▶ [EXERCISE]:
In the entries below, find every line holding the string "label" and collect it.

▶ [ENTRIES PROVIDED]:
━━━━━━━━━━━━━━━━━━━━━━━━━━━━━━

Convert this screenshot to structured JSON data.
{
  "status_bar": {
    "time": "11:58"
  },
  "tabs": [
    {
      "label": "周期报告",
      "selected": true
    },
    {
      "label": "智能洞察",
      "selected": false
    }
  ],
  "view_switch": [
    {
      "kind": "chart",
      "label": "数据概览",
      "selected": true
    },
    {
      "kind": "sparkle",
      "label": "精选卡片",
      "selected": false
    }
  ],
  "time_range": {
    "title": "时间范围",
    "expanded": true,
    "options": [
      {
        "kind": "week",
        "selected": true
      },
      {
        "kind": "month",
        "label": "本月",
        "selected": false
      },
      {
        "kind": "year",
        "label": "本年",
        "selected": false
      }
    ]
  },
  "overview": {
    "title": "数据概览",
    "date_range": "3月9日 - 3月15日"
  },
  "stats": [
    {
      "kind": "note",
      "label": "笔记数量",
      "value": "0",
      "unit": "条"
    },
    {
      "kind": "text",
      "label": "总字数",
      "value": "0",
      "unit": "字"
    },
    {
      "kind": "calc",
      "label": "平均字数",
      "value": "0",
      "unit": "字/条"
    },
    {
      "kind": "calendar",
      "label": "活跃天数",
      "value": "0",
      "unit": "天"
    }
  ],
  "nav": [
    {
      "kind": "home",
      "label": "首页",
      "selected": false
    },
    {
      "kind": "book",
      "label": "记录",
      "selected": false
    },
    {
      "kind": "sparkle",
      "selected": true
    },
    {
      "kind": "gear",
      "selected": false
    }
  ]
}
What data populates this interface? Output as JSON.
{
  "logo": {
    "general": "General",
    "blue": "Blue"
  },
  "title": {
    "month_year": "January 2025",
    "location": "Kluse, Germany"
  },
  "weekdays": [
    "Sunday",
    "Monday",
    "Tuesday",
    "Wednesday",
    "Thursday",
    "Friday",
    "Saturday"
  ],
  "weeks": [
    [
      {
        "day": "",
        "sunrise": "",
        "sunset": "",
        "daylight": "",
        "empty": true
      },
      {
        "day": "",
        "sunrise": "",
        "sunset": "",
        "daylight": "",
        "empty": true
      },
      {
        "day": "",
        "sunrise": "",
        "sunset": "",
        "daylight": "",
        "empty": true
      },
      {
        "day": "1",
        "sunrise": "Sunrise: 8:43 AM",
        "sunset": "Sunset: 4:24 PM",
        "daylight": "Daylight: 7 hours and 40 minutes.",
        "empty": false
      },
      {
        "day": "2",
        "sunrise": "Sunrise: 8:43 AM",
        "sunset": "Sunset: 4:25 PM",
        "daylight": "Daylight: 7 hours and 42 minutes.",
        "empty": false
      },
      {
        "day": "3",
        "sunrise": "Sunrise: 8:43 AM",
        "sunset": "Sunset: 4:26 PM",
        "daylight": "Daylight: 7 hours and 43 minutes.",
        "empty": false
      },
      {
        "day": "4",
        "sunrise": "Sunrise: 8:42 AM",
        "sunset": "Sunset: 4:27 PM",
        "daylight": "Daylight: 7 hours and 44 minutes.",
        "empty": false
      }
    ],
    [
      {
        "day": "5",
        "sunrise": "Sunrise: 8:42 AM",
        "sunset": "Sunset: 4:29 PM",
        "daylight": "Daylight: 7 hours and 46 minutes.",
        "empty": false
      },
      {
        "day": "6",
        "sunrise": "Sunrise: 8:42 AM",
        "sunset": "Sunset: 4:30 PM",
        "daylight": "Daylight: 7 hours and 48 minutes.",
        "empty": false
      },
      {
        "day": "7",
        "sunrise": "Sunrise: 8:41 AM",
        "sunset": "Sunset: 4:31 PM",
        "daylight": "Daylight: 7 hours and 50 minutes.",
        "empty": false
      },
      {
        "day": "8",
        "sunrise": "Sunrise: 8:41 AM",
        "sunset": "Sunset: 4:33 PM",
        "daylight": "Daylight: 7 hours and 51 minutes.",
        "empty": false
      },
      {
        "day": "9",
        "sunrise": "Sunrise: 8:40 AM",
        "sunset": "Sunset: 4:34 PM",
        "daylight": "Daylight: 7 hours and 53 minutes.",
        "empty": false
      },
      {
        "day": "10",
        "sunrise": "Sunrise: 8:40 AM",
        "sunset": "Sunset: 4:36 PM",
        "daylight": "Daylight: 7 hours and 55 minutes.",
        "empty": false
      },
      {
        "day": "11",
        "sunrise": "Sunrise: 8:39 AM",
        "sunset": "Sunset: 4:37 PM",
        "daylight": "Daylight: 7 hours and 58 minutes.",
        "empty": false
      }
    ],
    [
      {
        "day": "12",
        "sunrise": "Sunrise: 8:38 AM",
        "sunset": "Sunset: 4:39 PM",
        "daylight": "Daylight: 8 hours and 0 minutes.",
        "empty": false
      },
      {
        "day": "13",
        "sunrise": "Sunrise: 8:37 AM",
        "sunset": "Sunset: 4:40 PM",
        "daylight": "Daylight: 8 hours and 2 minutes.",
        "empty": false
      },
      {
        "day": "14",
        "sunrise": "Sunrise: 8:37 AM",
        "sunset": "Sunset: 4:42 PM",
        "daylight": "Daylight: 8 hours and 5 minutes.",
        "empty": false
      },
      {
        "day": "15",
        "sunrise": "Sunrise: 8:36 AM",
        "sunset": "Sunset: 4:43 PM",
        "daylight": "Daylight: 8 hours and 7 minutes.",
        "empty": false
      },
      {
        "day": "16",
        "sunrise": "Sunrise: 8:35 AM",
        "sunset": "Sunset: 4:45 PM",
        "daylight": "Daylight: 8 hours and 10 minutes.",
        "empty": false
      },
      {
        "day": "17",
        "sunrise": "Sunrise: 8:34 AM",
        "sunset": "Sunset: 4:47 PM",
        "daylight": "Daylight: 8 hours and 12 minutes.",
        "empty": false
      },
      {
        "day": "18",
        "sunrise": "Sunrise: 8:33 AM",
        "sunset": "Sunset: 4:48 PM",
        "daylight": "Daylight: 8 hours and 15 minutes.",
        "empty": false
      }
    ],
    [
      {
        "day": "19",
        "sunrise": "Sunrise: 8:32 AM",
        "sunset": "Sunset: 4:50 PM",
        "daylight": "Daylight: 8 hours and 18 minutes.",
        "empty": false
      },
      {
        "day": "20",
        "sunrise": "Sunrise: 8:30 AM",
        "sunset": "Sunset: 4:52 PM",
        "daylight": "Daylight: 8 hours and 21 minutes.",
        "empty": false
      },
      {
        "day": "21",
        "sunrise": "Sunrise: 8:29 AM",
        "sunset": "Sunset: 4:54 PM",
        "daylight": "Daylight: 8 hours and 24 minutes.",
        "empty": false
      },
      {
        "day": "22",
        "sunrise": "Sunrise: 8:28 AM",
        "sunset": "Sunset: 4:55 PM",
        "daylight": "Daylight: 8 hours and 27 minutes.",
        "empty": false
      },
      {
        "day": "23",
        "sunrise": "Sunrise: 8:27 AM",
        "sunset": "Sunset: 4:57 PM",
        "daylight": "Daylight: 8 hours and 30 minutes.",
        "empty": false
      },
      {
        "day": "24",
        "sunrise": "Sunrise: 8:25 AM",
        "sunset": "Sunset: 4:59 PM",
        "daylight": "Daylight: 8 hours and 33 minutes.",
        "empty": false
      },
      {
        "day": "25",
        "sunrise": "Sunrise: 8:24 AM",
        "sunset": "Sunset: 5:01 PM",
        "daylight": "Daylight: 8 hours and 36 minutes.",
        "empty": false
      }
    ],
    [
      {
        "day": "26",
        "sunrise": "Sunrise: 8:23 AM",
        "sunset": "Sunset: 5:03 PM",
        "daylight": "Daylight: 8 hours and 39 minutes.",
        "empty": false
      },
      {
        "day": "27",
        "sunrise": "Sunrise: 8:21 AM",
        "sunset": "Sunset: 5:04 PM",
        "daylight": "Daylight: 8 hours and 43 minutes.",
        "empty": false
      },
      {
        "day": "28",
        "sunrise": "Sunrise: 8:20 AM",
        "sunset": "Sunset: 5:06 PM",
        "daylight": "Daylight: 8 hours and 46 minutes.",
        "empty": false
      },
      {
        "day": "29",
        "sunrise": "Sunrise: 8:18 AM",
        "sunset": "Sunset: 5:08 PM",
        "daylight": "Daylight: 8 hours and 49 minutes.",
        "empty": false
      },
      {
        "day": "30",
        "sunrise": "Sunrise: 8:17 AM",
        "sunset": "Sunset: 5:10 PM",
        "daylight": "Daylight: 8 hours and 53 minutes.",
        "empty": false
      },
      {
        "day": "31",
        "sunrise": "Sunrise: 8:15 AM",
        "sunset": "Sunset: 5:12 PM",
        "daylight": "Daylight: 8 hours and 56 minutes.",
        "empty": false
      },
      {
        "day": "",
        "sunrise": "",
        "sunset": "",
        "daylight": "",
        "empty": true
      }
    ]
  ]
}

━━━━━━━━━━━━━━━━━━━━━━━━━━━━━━

▶ [RESPONSE]:
      "label": "周期报告",
      "label": "智能洞察",
      "label": "数据概览",
      "label": "精选卡片",
        "label": "本月",
        "label": "本年",
      "label": "笔记数量",
      "label": "总字数",
      "label": "平均字数",
      "label": "活跃天数",
      "label": "首页",
      "label": "记录",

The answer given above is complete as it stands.